DATA FOR PROCESSING:
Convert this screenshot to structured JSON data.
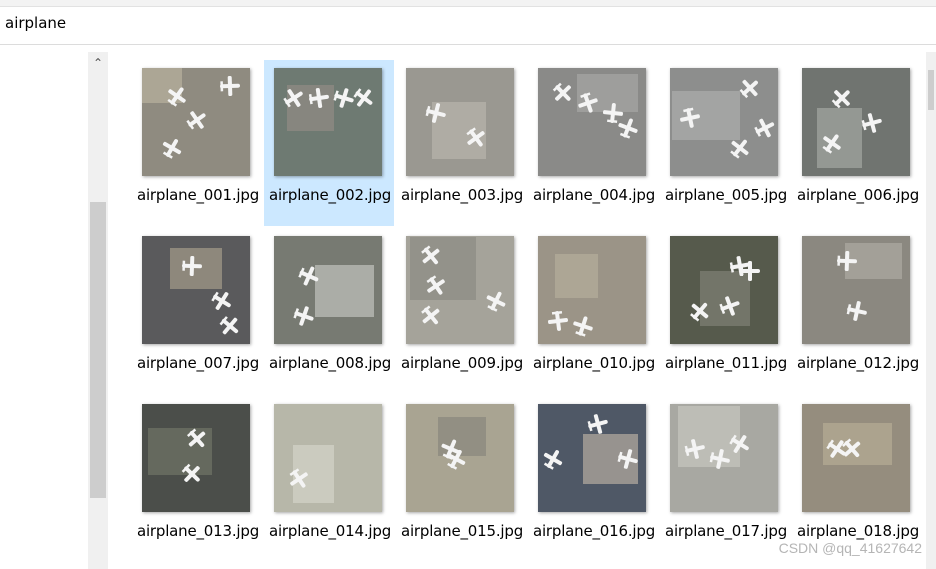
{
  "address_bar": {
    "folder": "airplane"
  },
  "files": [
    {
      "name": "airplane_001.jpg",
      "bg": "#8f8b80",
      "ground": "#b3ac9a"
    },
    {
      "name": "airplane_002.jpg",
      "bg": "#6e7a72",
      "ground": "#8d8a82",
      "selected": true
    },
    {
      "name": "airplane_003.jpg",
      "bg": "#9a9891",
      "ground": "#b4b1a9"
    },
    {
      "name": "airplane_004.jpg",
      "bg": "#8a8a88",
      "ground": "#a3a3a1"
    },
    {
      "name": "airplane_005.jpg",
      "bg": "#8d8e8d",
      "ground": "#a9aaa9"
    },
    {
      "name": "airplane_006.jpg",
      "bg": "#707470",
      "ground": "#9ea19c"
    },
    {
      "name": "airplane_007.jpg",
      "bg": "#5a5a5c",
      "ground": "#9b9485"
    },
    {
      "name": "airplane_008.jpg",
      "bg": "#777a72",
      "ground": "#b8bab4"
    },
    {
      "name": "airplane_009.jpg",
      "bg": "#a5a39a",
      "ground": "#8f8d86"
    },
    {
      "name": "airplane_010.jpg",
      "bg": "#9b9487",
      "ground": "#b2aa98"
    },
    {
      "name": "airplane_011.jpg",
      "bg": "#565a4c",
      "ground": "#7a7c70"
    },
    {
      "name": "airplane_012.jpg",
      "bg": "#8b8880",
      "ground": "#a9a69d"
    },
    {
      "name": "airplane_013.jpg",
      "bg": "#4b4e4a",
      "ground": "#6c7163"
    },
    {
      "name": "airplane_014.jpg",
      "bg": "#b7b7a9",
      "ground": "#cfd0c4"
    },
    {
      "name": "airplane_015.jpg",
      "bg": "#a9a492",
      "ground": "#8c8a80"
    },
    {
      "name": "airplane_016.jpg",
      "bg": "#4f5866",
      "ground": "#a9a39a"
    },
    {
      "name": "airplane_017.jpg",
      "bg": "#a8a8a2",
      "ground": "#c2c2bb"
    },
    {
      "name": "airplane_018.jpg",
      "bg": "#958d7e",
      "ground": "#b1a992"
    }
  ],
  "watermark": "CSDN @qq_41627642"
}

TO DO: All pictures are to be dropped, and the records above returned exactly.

TASK OUTPUT:
Convert this screenshot to structured JSON data.
{
  "address_bar": {
    "folder": "airplane"
  },
  "files": [
    {
      "name": "airplane_001.jpg",
      "bg": "#8f8b80",
      "ground": "#b3ac9a"
    },
    {
      "name": "airplane_002.jpg",
      "bg": "#6e7a72",
      "ground": "#8d8a82",
      "selected": true
    },
    {
      "name": "airplane_003.jpg",
      "bg": "#9a9891",
      "ground": "#b4b1a9"
    },
    {
      "name": "airplane_004.jpg",
      "bg": "#8a8a88",
      "ground": "#a3a3a1"
    },
    {
      "name": "airplane_005.jpg",
      "bg": "#8d8e8d",
      "ground": "#a9aaa9"
    },
    {
      "name": "airplane_006.jpg",
      "bg": "#707470",
      "ground": "#9ea19c"
    },
    {
      "name": "airplane_007.jpg",
      "bg": "#5a5a5c",
      "ground": "#9b9485"
    },
    {
      "name": "airplane_008.jpg",
      "bg": "#777a72",
      "ground": "#b8bab4"
    },
    {
      "name": "airplane_009.jpg",
      "bg": "#a5a39a",
      "ground": "#8f8d86"
    },
    {
      "name": "airplane_010.jpg",
      "bg": "#9b9487",
      "ground": "#b2aa98"
    },
    {
      "name": "airplane_011.jpg",
      "bg": "#565a4c",
      "ground": "#7a7c70"
    },
    {
      "name": "airplane_012.jpg",
      "bg": "#8b8880",
      "ground": "#a9a69d"
    },
    {
      "name": "airplane_013.jpg",
      "bg": "#4b4e4a",
      "ground": "#6c7163"
    },
    {
      "name": "airplane_014.jpg",
      "bg": "#b7b7a9",
      "ground": "#cfd0c4"
    },
    {
      "name": "airplane_015.jpg",
      "bg": "#a9a492",
      "ground": "#8c8a80"
    },
    {
      "name": "airplane_016.jpg",
      "bg": "#4f5866",
      "ground": "#a9a39a"
    },
    {
      "name": "airplane_017.jpg",
      "bg": "#a8a8a2",
      "ground": "#c2c2bb"
    },
    {
      "name": "airplane_018.jpg",
      "bg": "#958d7e",
      "ground": "#b1a992"
    }
  ],
  "watermark": "CSDN @qq_41627642"
}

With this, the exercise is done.